Synopsis: Alan, a 43-year-old French man living in Barcelona struggles to overcome an addiction to methamphetamine. Picking up filming himself ten years after his first attempt quitting, he intends to showcase his fight to warn potential addicts of the rough road ahead.
—Alfred Hitchcock once said.
“In feature films the director is God; in documentary films, God is the director.”
And he was absolutely right.
This project was born ten years ago while I was still a film student in London. With a 50% scholarship and a part-time job waiting tables, I manage to put myself through film school.
That’s when I met Alan (our protagonist) a young, sexy, french man who kept calling me cabrón for no good reason. We quickly became good friends.
It was then, when I was hunting for an interesting project for my documentary class, that I became aware of Alan’s drug problem. I propose to him the idea for a documentary, and surprisingly he agreed to it.
Time passed and, after almost ten years of that first project, we decided it was time to revisit Alan’s life and story. There was only one condition, I wouldn’t shy away and show it as it is, as much as possible.
With this documentary film, I intend to present the crude reality of the day-to-day struggle of an individual with drug addiction and the personal and social repercussions of it. Trying, at the same time to find common ground and make him relatable to our audience, realizing that our problems are not so distant nor so different.
I was very fortunate to have met Alan back then, so many years ago, giving me the time to form a relationship with such a strong foundation and develop a special connection.
I don’t think I could have created such an intimate story if it wasn’t for that confidence that existed between us. His transparency and willingness to share his life was truly his gift to us. No taboos or reservations gave us the access we needed to be able to tell his story through his own eyes.

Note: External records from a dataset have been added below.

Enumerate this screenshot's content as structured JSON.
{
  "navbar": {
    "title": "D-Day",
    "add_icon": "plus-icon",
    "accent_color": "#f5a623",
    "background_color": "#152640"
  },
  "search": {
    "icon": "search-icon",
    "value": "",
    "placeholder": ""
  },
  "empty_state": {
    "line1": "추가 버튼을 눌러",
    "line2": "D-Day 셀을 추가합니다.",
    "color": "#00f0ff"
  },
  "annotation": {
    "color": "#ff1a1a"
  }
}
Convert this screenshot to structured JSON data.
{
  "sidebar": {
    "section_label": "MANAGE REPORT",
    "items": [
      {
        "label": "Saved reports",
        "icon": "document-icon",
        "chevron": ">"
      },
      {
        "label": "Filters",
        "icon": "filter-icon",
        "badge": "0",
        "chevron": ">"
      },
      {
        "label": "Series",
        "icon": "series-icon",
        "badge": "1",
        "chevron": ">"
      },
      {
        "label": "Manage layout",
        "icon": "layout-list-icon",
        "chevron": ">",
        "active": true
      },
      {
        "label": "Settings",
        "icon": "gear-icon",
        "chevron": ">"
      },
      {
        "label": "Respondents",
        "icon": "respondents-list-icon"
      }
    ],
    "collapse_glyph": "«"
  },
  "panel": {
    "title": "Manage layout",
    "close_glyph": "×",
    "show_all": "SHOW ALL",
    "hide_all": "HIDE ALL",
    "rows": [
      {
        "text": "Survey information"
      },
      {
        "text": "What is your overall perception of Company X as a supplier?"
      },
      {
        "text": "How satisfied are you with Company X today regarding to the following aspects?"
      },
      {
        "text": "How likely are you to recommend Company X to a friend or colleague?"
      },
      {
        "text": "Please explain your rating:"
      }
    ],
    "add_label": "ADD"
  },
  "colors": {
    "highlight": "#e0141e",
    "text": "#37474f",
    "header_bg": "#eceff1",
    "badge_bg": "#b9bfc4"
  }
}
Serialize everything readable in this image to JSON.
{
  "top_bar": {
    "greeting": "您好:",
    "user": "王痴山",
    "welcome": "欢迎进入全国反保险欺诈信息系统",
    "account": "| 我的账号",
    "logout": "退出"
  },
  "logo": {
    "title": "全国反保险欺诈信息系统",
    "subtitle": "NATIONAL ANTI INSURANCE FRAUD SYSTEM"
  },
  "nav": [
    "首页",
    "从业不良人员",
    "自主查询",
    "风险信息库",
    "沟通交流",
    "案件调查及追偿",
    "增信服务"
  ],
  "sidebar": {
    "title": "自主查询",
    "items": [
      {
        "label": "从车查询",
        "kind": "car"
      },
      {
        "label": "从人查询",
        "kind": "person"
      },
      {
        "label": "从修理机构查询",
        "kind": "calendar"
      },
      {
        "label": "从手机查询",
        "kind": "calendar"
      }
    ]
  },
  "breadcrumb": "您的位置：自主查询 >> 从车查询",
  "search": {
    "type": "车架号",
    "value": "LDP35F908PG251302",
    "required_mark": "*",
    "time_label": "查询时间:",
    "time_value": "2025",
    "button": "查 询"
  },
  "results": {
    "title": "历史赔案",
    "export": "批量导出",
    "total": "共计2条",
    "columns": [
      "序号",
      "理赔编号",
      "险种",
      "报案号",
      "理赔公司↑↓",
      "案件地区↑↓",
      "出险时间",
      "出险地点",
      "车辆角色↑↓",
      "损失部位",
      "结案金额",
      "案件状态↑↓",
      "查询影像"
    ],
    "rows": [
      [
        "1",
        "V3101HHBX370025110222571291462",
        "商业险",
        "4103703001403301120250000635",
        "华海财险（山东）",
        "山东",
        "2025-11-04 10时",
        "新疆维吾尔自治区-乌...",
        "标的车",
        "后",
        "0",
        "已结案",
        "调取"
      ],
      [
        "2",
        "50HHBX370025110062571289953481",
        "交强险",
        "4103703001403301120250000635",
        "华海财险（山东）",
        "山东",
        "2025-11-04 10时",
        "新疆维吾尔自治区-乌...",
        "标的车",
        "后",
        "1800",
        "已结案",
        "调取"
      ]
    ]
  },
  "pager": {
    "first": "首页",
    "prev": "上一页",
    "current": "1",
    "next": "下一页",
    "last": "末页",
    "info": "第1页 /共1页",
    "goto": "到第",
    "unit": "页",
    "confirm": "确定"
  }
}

This documentary is not the classic “fly on the wall” approach, this time around is the main character who is responsible for the majority of the recording, and by doing so leaving the audience with a few questions. What happens when the camera person is the subject of the film itself. Would we be able to immerse ourselves deep in the film and get invested in it? Would we realize that he has complete freedom to be as honest as possible, and true to his essence, or would he be deceitful and create his own narrative?

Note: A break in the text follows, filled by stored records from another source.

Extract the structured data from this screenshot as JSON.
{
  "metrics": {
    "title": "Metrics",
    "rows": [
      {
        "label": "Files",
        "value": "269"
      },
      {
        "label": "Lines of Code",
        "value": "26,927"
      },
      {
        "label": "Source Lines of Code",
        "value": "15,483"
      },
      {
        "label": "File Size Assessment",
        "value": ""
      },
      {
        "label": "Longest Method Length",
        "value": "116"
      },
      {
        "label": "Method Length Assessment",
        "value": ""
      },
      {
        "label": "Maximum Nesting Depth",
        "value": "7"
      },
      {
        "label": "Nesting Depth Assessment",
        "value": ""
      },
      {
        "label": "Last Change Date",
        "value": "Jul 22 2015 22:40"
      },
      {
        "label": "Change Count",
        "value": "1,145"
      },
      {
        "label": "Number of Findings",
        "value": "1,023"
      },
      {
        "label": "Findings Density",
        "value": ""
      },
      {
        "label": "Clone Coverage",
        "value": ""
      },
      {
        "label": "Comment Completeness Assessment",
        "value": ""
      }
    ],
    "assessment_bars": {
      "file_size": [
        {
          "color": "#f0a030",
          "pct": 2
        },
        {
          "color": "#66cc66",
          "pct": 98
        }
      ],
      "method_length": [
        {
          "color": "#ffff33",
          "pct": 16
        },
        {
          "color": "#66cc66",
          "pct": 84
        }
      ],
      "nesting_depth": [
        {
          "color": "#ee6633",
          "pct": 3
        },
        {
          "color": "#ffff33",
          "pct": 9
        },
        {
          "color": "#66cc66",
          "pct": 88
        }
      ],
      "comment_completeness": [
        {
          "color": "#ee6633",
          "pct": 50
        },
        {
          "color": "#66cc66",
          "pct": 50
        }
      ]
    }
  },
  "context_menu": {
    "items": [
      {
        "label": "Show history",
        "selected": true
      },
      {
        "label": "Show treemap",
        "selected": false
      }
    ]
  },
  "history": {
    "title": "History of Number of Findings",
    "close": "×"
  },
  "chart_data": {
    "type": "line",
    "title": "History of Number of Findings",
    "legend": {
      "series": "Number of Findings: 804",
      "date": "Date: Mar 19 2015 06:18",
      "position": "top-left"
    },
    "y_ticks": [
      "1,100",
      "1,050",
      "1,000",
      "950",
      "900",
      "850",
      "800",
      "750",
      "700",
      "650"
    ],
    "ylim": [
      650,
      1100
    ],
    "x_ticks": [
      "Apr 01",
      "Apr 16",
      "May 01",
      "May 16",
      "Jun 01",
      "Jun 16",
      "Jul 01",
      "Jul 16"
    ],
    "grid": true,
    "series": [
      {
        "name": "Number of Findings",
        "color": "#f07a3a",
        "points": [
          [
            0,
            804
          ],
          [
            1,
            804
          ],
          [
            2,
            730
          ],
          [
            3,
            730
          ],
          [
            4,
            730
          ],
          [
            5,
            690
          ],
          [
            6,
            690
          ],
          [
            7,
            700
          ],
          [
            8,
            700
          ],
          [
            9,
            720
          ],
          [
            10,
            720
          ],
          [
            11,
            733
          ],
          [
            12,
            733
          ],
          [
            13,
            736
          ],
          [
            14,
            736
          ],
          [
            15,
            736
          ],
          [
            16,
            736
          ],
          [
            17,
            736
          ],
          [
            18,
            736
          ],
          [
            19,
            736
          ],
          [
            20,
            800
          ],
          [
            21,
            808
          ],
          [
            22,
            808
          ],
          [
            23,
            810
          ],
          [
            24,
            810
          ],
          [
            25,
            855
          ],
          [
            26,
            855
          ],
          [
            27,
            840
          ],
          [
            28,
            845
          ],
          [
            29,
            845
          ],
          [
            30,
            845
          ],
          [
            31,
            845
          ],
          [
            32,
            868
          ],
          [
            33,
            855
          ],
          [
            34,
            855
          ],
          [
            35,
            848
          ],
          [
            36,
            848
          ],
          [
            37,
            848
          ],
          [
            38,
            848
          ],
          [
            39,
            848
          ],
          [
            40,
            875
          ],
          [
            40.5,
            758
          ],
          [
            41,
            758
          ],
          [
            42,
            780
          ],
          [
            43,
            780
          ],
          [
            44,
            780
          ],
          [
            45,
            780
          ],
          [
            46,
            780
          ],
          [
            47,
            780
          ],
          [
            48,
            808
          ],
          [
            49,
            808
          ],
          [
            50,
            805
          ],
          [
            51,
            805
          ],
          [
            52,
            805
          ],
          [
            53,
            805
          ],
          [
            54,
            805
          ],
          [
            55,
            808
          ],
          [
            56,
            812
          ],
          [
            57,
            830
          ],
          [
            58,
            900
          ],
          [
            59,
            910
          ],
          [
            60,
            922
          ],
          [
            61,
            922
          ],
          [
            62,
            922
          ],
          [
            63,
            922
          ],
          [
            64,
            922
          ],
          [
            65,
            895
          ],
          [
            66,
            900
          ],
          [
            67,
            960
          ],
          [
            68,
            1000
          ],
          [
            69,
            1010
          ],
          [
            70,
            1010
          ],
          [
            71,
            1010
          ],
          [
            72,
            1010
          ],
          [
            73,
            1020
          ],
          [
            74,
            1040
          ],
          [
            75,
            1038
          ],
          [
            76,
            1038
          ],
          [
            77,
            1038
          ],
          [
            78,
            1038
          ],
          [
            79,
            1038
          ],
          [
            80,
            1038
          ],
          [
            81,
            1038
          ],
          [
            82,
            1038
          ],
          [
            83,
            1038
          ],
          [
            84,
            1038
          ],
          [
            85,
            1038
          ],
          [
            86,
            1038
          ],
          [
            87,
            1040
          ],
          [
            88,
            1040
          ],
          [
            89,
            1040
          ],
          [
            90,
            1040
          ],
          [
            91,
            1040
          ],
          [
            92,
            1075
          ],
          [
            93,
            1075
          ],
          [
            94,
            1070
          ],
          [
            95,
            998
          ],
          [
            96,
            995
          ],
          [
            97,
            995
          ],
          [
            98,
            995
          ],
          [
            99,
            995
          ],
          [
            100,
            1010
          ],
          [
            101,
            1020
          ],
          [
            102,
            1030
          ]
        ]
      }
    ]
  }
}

More importantly, would we be able to tell the difference?
Growing up I was very inspired by the work of Werner Herzog, especially the film Grizzly Man and how he told an incredible story with just what appears to be a few interviews and archive footage. Of course, I came to learn it was much more than that.

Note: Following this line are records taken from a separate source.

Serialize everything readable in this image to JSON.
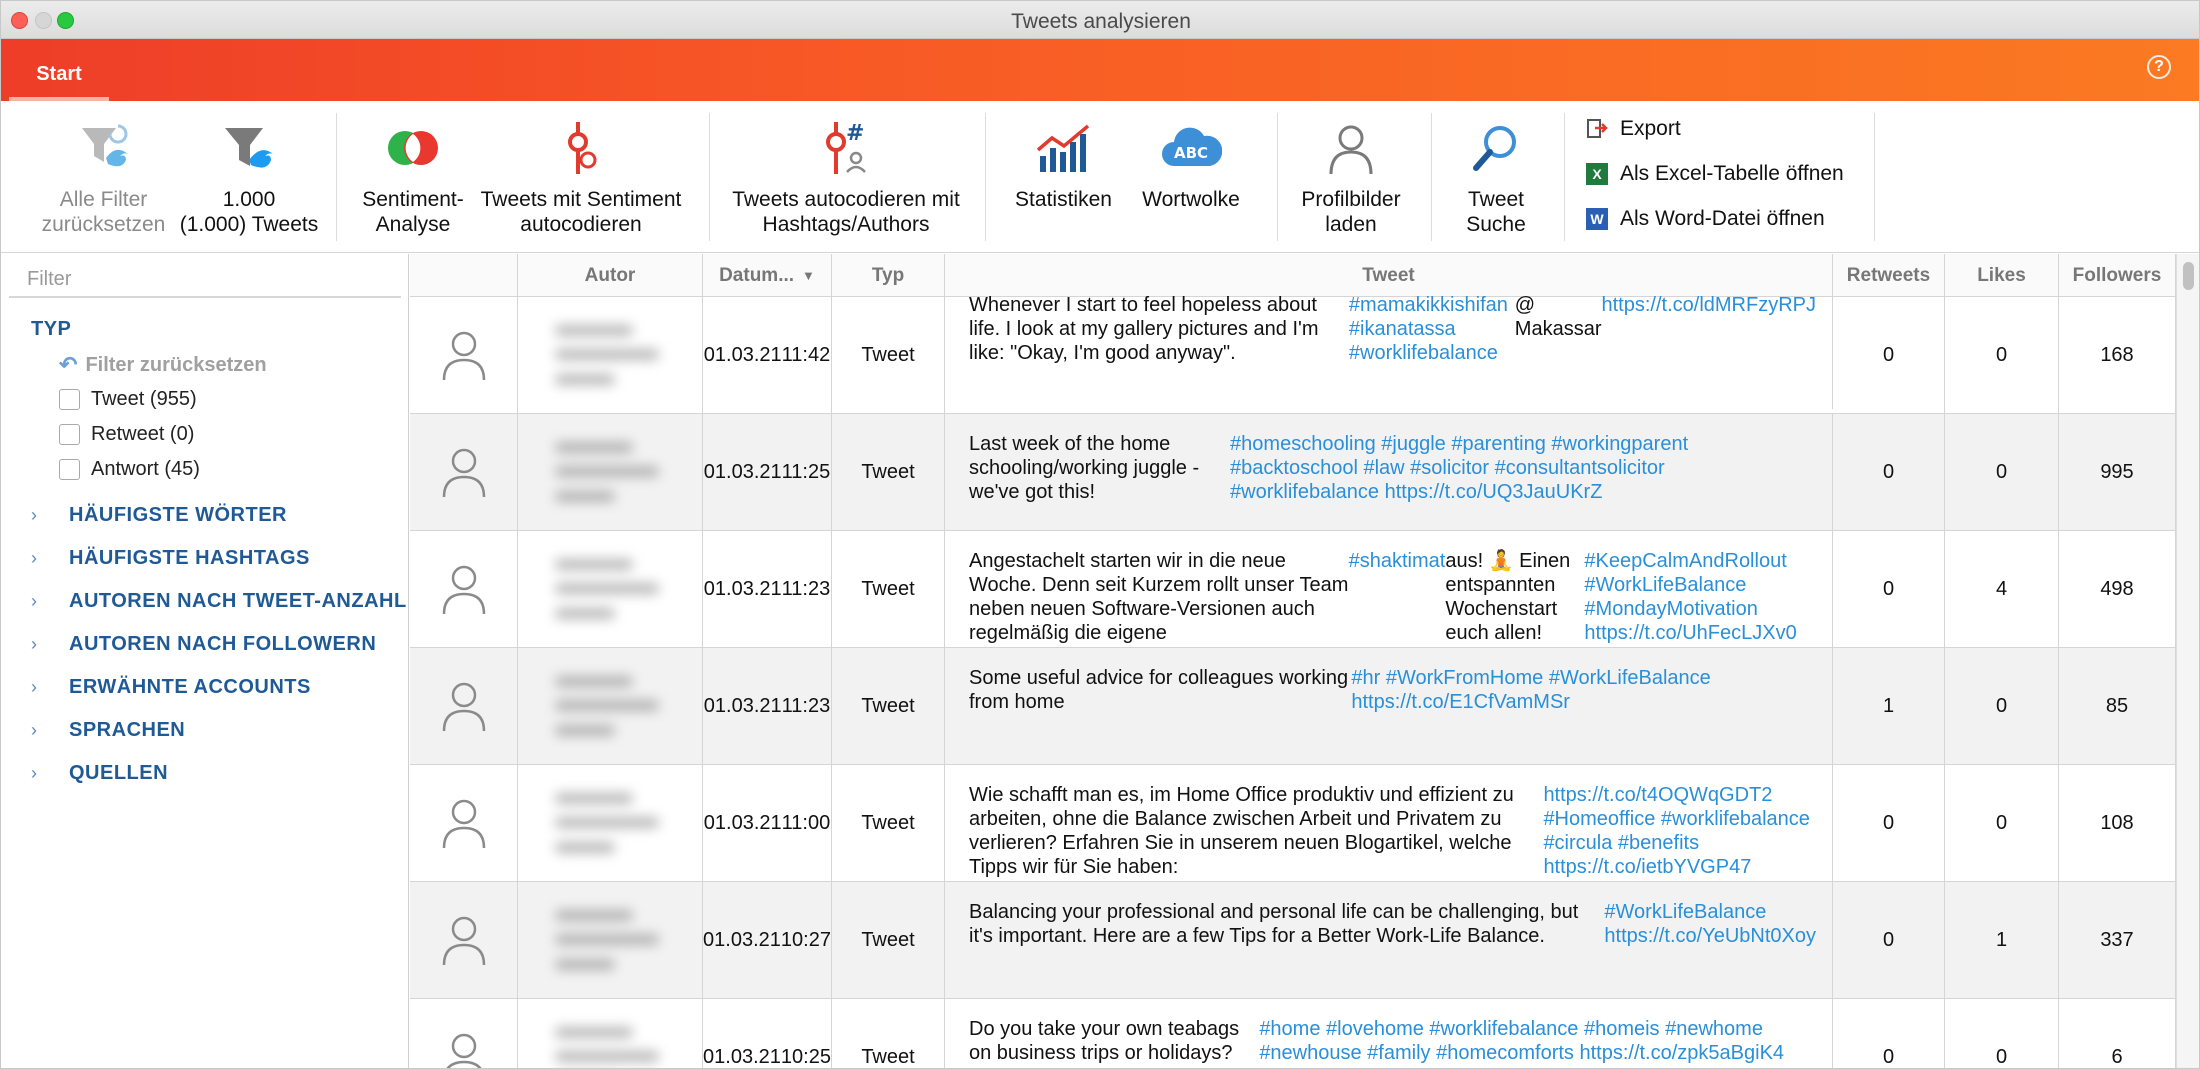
{
  "window": {
    "title": "Tweets analysieren"
  },
  "ribbon": {
    "tab": "Start",
    "help": "?"
  },
  "toolbar": {
    "reset_filters": {
      "line1": "Alle Filter",
      "line2": "zurücksetzen"
    },
    "tweet_count": {
      "line1": "1.000",
      "line2": "(1.000) Tweets"
    },
    "sentiment": {
      "line1": "Sentiment-",
      "line2": "Analyse"
    },
    "autocode_sentiment": {
      "line1": "Tweets mit Sentiment",
      "line2": "autocodieren"
    },
    "autocode_hashtags": {
      "line1": "Tweets autocodieren mit",
      "line2": "Hashtags/Authors"
    },
    "stats": {
      "line1": "Statistiken"
    },
    "wordcloud": {
      "line1": "Wortwolke"
    },
    "profile_pics": {
      "line1": "Profilbilder",
      "line2": "laden"
    },
    "tweet_search": {
      "line1": "Tweet",
      "line2": "Suche"
    },
    "export_label": "Export",
    "excel_label": "Als Excel-Tabelle öffnen",
    "word_label": "Als Word-Datei öffnen",
    "wordcloud_badge": "ABC"
  },
  "sidebar": {
    "filter_placeholder": "Filter",
    "type_heading": "TYP",
    "reset_label": "Filter zurücksetzen",
    "checkboxes": [
      "Tweet (955)",
      "Retweet (0)",
      "Antwort (45)"
    ],
    "sections": [
      "HÄUFIGSTE WÖRTER",
      "HÄUFIGSTE HASHTAGS",
      "AUTOREN NACH TWEET-ANZAHL",
      "AUTOREN NACH FOLLOWERN",
      "ERWÄHNTE ACCOUNTS",
      "SPRACHEN",
      "QUELLEN"
    ]
  },
  "table": {
    "headers": {
      "autor": "Autor",
      "datum": "Datum...",
      "typ": "Typ",
      "tweet": "Tweet",
      "retweets": "Retweets",
      "likes": "Likes",
      "followers": "Followers"
    },
    "rows": [
      {
        "date": "01.03.21",
        "time": "11:42",
        "type": "Tweet",
        "retweets": "0",
        "likes": "0",
        "followers": "168"
      },
      {
        "date": "01.03.21",
        "time": "11:25",
        "type": "Tweet",
        "retweets": "0",
        "likes": "0",
        "followers": "995"
      },
      {
        "date": "01.03.21",
        "time": "11:23",
        "type": "Tweet",
        "retweets": "0",
        "likes": "4",
        "followers": "498"
      },
      {
        "date": "01.03.21",
        "time": "11:23",
        "type": "Tweet",
        "retweets": "1",
        "likes": "0",
        "followers": "85"
      },
      {
        "date": "01.03.21",
        "time": "11:00",
        "type": "Tweet",
        "retweets": "0",
        "likes": "0",
        "followers": "108"
      },
      {
        "date": "01.03.21",
        "time": "10:27",
        "type": "Tweet",
        "retweets": "0",
        "likes": "1",
        "followers": "337"
      },
      {
        "date": "01.03.21",
        "time": "10:25",
        "type": "Tweet",
        "retweets": "0",
        "likes": "0",
        "followers": "6"
      }
    ],
    "tweets": [
      [
        [
          "Whenever I start to feel hopeless about life. I look at my gallery pictures and I'm like: \"Okay, I'm good anyway\". ",
          0
        ],
        [
          "#mamakikkishifan #ikanatassa #worklifebalance",
          1
        ],
        [
          " @ Makassar ",
          0
        ],
        [
          "https://t.co/ldMRFzyRPJ",
          1
        ]
      ],
      [
        [
          "Last week of the home schooling/working juggle - we've got this! ",
          0
        ],
        [
          "#homeschooling #juggle #parenting #workingparent #backtoschool #law #solicitor #consultantsolicitor #worklifebalance https://t.co/UQ3JauUKrZ",
          1
        ]
      ],
      [
        [
          "Angestachelt starten wir in die neue Woche. Denn seit Kurzem rollt unser Team neben neuen Software-Versionen auch regelmäßig die eigene ",
          0
        ],
        [
          "#shaktimat",
          1
        ],
        [
          " aus! 🧘 Einen entspannten Wochenstart euch allen! ",
          0
        ],
        [
          "#KeepCalmAndRollout #WorkLifeBalance #MondayMotivation https://t.co/UhFecLJXv0",
          1
        ]
      ],
      [
        [
          "Some useful advice for colleagues working from home ",
          0
        ],
        [
          "#hr #WorkFromHome #WorkLifeBalance https://t.co/E1CfVamMSr",
          1
        ]
      ],
      [
        [
          "Wie schafft man es, im Home Office produktiv und effizient zu arbeiten, ohne die Balance zwischen Arbeit und Privatem zu verlieren? Erfahren Sie in unserem neuen Blogartikel, welche Tipps wir für Sie haben: ",
          0
        ],
        [
          "https://t.co/t4OQWqGDT2 #Homeoffice #worklifebalance #circula #benefits https://t.co/ietbYVGP47",
          1
        ]
      ],
      [
        [
          "Balancing your professional and personal life can be challenging, but it's important. Here are a few Tips for a Better Work-Life Balance. ",
          0
        ],
        [
          "#WorkLifeBalance https://t.co/YeUbNt0Xoy",
          1
        ]
      ],
      [
        [
          "Do you take your own teabags on business trips or holidays? ",
          0
        ],
        [
          "#home #lovehome #worklifebalance #homeis #newhome #newhouse #family #homecomforts https://t.co/zpk5aBgiK4",
          1
        ]
      ]
    ]
  },
  "colors": {
    "accent_start": "#ee3d28",
    "accent_end": "#fb7a22",
    "hashtag": "#2a8fd9",
    "section": "#1f5a96"
  }
}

As well as the work of Louis Theroux and how he seamlessly gains the trust of his subjects, and the way he almost seems to play a different role each time he interviews them, achieving the unimaginable.
And lastly, the work of Joe Walker, editor of Life in a Day, filmed by regular people from all around the world with equipment that’s accessible to anyone. Using great editing skills, he managed to compose a film so great that, in my humble opinion, it was like creating a time capsule, that it could be sent around the cosmos and anyone could make sense of what life on earth was like, at that specific time.
The production of this film had many challenges, from our relationship with Alan who was going through a very difficult stage in his life, to doing it on a low/non-existing budget. In that regard, I was also very fortunate in having a crew that went above and beyond in every way possible.
Despite Alan being trained by our DP, on how to properly use the equipment in any given situation, the uncertainty of the quality of his handovers was a reason of big concern to us.
Ultimately we were relying on that footage, almost entirely, upon which we would create the narrative of the film.
After almost 30 hours of recorded time, it was evident that he was a natural behind the camera, as he was in front of it.
And so, after a lot of work I was left with a simple, yet complex question: What do I hope to achieve with this film?
And that is for the audience to relate with Alan’s problems on a personal level, and not seen him as someone alien to them or their experiences, that at the end of the day we are all similar, and if these uncertain times have shown us something is that aren’t we all fighting to improve our lives?
Don’t we all have dreams and aspirations?
Don’t we all have secrets, something to feel ashamed of?
Don’t we all deserve affection and compassion?
Andres Villaseñor, originally from Guadalajara, is a Mexican filmmaker.
At a young age, he moved to the UK where he studied filmmaking at SAE Institute in London. He remained there for a few years working in post-production.
Later he relocated to Mallorca, Spain, where he currently works as a Casting Director, while at the same time working on his personal film projects.
His two big passions are the craft of editing in post-production and, ironically, working with actors in pre-production.